January 6, 2019 12:15 am Updated: January 7, 2019 05:32 pm

CAIRO — Investigators say it is unclear whether lighting conditions played a role in the Jan. 3 accident in which a hairstylist was hit by a car and killed while attempting to cross an intersection on Main Street.

Darla Vincent, 67, of Catskill, was leaving her job at The Hair Lab at around 6 p.m. Thursday and crossing near the intersection of Main Street and Railroad Avenue, when she was struck by a passing car driven by Devon Steup, 37, of Cairo.

The cause of the accident has not been determined, Greene County Sheriff’s Investigator Joel Rowell said, but drugs and alcohol are not thought to be a factor.

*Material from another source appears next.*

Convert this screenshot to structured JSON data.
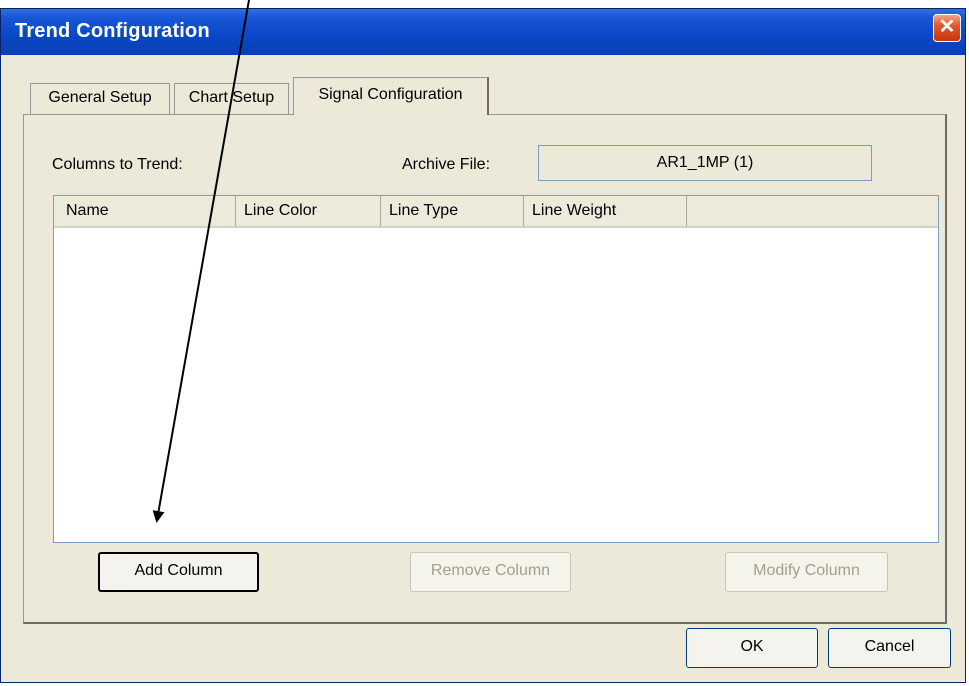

“At this point, it appears that Darla Vincent walked out into the road and she was wearing all black. At this time we are still trying to investigate everything,” Rowell said. “It doesn’t appear that the driver had a lot of time to react.”

No charges have been filed at this time against Steup, Rowell said. Steup was not injured.

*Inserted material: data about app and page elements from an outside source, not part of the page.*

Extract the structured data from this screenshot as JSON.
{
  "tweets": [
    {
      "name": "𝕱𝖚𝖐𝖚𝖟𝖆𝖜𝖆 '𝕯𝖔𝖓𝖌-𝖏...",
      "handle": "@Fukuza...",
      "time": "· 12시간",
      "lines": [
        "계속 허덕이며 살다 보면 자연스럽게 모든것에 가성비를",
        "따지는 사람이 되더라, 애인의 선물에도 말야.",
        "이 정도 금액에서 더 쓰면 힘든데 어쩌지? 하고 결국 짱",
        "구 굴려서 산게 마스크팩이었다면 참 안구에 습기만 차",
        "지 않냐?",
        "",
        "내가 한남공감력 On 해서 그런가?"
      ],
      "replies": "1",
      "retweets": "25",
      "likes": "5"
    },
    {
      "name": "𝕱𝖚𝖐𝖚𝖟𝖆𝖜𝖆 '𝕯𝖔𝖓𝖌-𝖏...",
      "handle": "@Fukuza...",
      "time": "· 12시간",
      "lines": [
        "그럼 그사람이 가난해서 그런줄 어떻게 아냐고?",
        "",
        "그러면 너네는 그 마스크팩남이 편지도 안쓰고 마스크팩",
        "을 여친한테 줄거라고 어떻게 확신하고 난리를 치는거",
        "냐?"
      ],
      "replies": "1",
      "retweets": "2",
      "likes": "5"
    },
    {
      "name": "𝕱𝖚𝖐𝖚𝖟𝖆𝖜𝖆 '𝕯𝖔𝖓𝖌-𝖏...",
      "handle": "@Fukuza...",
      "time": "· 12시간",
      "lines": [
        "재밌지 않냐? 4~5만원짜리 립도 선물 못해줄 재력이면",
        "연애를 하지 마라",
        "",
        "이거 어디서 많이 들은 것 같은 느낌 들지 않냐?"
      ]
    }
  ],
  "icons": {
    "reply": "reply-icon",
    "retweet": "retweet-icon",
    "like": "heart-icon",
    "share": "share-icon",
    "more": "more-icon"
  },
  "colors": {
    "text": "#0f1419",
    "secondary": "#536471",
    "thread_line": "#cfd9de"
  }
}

“But the case is still open, pending the investigation,” Rowell said.

It is unclear where Vincent was going at the time of the accident, Rowell said.

Greene County Coroner Richard Vigilo pronounced Vincent dead at the scene at 6:10 p.m. Vigilo and Dr. Jeffrey Hubbard, a pathologist at St. Peter’s Hospital in Albany, conducted an autopsy Friday at Ellis Hospital in Schenectady.

Vigilo said the autopsy revealed the cause of death to be massive trauma. Vincent died on impact, Vigilo added.

Sheila Gallagher, owner of Catching Rays Tanning Salon and Gift Shop, said that while it is not yet known what caused the accident, there is an ongoing concern in the area about inadequate street lighting.

“We need upgraded lighting in Cairo. Our lights are very old and they don’t illuminate anything,” Gallagher said Saturday. “There are 10 to 12 of them that have been out for a while.”

She said a lack of sufficient street lighting has been an issue in the area for several years.

“I don’t know if that could have prevented this accident, but it might prevent another one,” Gallagher said.

Cairo Town Supervisor Daniel Benoit would not speculate on the investigation.

“I don’t know if the street lamps were or were not on at the time of the accident nor if they were a contributing factor in any way,” he said.

The Greene County Sheriff’s Office is doing a reconstruction of the accident, Benoit said.

“I will let the reconstruction of the accident be handled by them,” Benoit said. “I cannot speculate or comment on the matter.”

Benoit disagreed with Gallagher’s claim that street lamps go unrepaired for a long period of time.

“Burned-out street lamps have not been an ongoing issue,” Benoit said. “We replace them when they burn out.”

Benoit also considers the street lamps to be decorative, adding that the town installed them about 20 years ago.

“They weren’t always here,” he said.

The town is gradually changing the bulbs over to LED lighting, Benoit said.